# Statistical analysis for two questionnaires

I am working on a research paper and I need to organize the statistical analysis part. I have two questionnaires with the same number of participants (15 cases). Basically, we asked the participants to play two different games with two different conditions.

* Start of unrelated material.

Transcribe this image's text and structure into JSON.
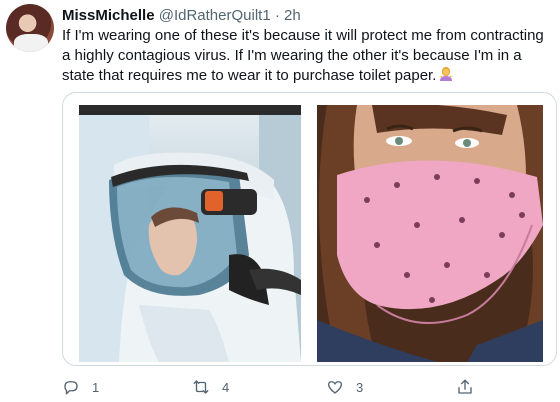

• Imagine: Game A (under conditions 1 and 2) (questionnaire with 5 questions). Game B (under conditions 1 and 2) (questionnaire with 7 questions). And we asked them to fill out the questionnaire to estimate the overall satisfaction for each condition. I am wondering that whats could be the best statistical method here to analyze the results for each condition. Is (one/two way) ANOVA a good solution? If yes is it a good way to do it on Python? (unfortunately, I am not familiar with R and I'm kinda in rush) Here is an example of the result of the questionnaires for only one person (1 out of 15).
• can you share what you have tried? Otherwise i think it's more of a statistical question rather than programming Commented Dec 30, 2021 at 5:36
• I think the first part of my question is mainly related to statistics. I am not yet do coding, I'm curious if python is a good option rather than R?
– Wishii
Commented Dec 30, 2021 at 5:40
• You need to say what you want to compare and using what data. Compare Conditions 1 and 2? Games A and B? Presumably the comparison will be based on questionnaires with 15 ('cases' or 'questions', or with 5 or 7 questions). As is, it's a jumble of games, conditions, groups and questionnaires. //. What do questionnaires provide? (Number 'correct'? Opinions 1-5? Sores 0-100?) // Can you show a partial table with some results suitably organized? // We wouldn't provide Python or R code. Perhaps with some clue as to the experimental design, someone can recommend a statistical test or procedure. Commented Dec 30, 2021 at 6:43
• first, thank you for your help and your comments. Mainly I want to compare each condition for each game. In other words, I like to know for "Game A" which condition is the preference of the player. and for Game B again which condition is better. So basically I am not comparing these games together. For both questionnaires, each question has to be answered on a five-point Likert scale. I am adding an example image of the dataset sheet also. Commented Dec 30, 2021 at 7:24

Thanks for the revised question.

For Game A. The two conditions were scored very similarly, and you have only 7 scores.

a1 = c(4, 3.5, 3, 4, 4.5, 4, 4)
a2 = c(4,   4, 4, 3,   4, 4, 4)


A paired Wilcoxon signed rank test finds no difference between conditions. The P-value is not exact because of the ties in the data. Tests from R.

wilcox.test(a1, a2, pair=T)

Wilcoxon signed rank test
with continuity correction

data:  a1 and a2
V = 5, p-value = 1
alternative hypothesis:
true location shift is not equal to 0


Treating the scores as numerical (even though I wonder if they may be ordinal categorical choices), we find no difference (high P-value), again because the scores are so nearly the same for the two conditions.

t.test(a1, a2)\$p.val
[1] 1


For Game B. In all five categories, Condition 2 was preferred. The Wilcoxon signed rank test will not work because of ties in the differences. However, regarding data as numerical, a paired t test is significant at the 5% level (P-value $$0.012 < 0.05 = 5\%.)$$

b1 = c(4, 3, 3, 3, 4)
b2 = c(5, 4, 5, 5, 4.5)
t.test(b1, b2, pair=T)

Paired t-test

data:  b1 and b2
t = -4.3333, df = 4, p-value = 0.01232
alternative hypothesis:
true difference in means is not equal to 0
95 percent confidence interval:
-2.1329335 -0.4670665
sample estimates:
mean of the differences
-1.3